▶ **YOUR INSTRUCTIONS**
Report the tally of lines in the material below that have the string "View", with no other output.

▶ **RECORDS SHOWN**
+++

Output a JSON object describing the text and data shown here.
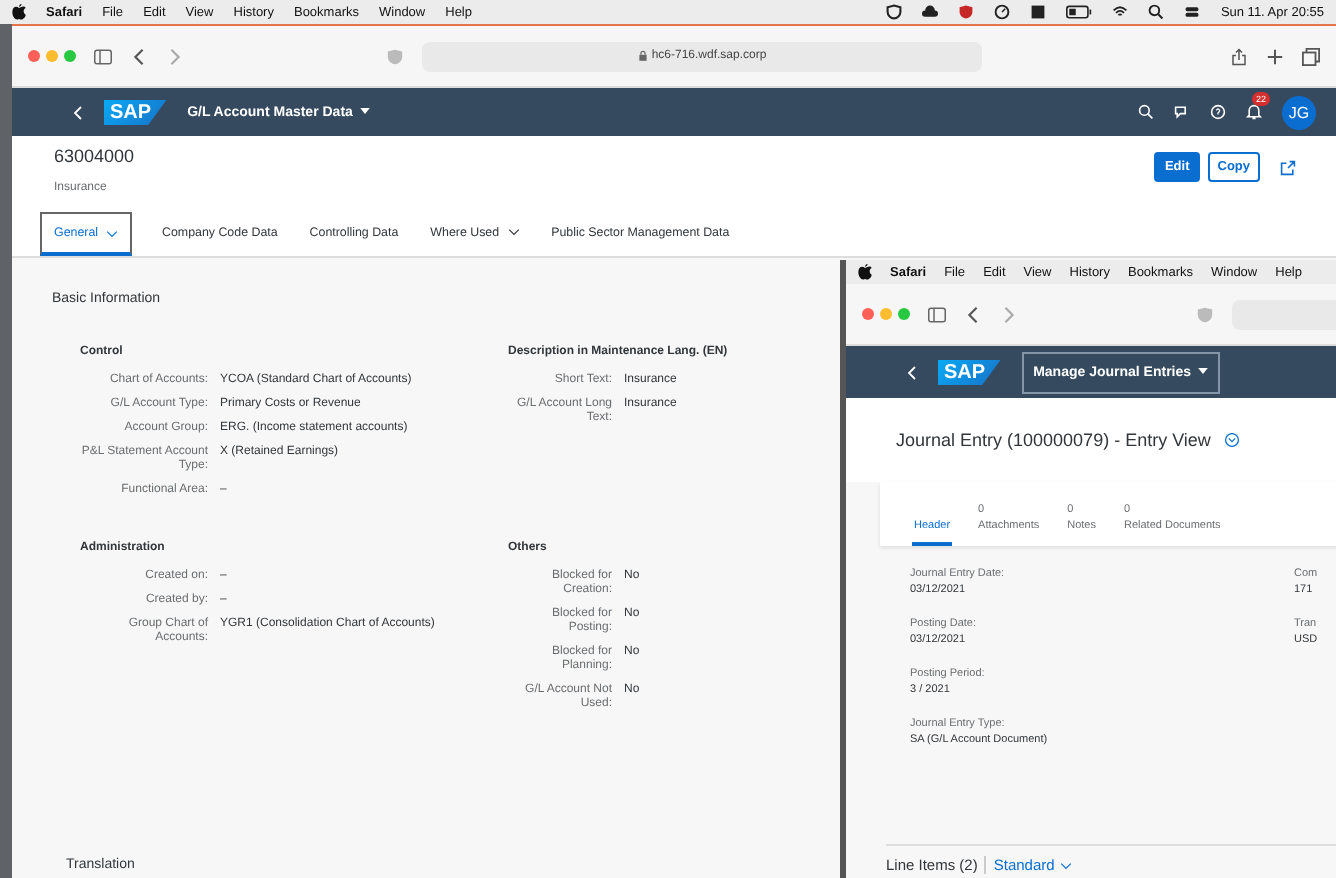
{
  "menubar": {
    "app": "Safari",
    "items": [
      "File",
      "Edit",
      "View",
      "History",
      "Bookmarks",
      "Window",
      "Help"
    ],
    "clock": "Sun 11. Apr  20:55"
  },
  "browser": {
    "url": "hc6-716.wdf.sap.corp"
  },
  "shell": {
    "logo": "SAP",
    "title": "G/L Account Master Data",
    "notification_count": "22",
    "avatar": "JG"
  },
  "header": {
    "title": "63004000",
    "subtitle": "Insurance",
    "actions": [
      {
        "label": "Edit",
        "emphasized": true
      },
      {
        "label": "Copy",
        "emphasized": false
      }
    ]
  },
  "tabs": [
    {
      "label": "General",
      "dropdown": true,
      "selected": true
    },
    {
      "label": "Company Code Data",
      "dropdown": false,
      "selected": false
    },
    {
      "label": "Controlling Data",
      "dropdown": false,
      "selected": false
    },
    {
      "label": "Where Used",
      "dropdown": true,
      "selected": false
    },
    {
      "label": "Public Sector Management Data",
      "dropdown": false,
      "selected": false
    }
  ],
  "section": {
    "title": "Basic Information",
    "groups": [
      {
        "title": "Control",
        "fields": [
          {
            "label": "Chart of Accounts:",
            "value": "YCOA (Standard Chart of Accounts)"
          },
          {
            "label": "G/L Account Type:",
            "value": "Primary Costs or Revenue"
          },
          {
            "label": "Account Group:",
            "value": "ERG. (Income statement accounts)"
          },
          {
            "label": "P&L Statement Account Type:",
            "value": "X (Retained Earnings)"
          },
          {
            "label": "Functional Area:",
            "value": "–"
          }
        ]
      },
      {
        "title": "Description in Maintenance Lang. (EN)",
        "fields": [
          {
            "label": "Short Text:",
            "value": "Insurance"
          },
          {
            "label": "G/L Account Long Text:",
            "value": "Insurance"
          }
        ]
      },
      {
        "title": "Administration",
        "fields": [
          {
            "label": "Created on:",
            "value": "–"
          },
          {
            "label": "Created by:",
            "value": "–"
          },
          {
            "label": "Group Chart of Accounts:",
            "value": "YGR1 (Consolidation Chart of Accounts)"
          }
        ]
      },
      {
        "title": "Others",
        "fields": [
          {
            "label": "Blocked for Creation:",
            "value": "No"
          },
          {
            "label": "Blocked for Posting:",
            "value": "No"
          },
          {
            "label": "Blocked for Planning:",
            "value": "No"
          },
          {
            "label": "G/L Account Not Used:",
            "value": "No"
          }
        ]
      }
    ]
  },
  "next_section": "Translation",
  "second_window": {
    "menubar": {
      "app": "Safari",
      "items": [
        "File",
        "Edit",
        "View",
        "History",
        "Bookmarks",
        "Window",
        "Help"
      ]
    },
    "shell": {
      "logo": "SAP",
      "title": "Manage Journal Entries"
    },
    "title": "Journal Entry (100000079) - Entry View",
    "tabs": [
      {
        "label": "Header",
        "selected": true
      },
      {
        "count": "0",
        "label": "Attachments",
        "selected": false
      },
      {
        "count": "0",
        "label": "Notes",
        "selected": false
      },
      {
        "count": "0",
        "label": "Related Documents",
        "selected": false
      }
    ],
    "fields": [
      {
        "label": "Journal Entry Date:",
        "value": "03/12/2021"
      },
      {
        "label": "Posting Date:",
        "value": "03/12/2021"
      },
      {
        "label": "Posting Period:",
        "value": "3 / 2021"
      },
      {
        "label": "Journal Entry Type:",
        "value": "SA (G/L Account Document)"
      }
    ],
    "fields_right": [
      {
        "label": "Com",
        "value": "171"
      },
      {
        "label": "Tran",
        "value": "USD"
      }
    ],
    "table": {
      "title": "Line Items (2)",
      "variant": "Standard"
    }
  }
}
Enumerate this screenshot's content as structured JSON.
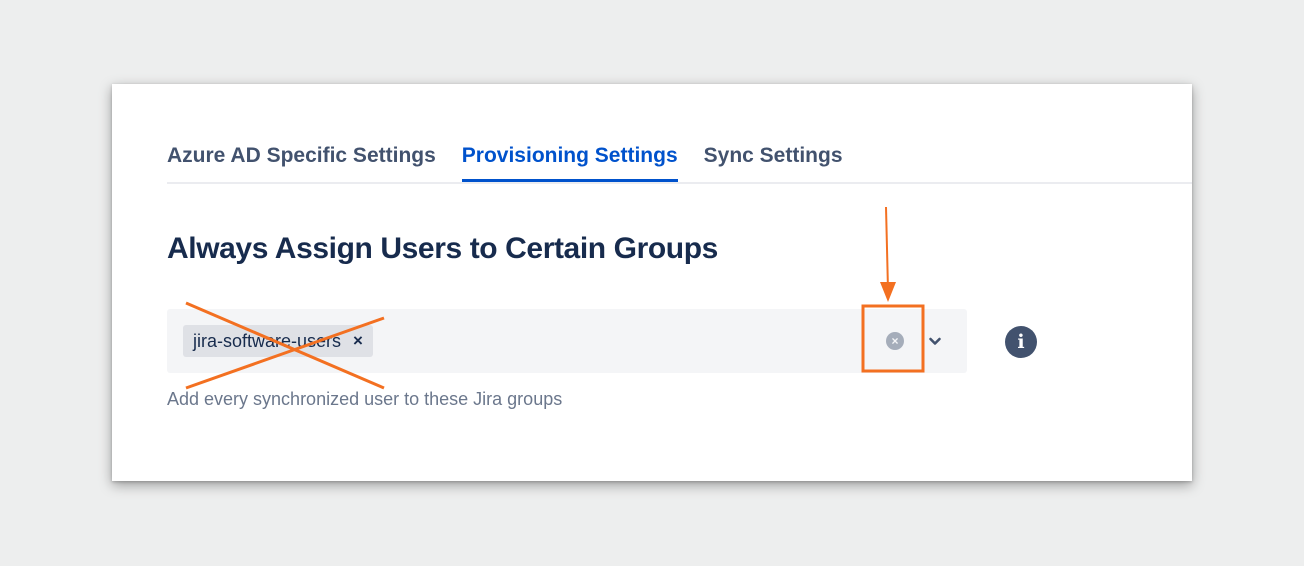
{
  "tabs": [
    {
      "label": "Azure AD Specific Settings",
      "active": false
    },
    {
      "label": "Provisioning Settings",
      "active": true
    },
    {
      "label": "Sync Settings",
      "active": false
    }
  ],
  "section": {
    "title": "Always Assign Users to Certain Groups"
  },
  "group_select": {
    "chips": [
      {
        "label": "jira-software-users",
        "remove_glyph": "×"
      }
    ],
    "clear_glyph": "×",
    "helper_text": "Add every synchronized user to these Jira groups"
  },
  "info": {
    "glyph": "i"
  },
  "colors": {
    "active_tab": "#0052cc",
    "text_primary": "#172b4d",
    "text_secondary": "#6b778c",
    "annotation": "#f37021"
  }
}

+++

▶ **ANSWER FOR THIS EXERCISE**
3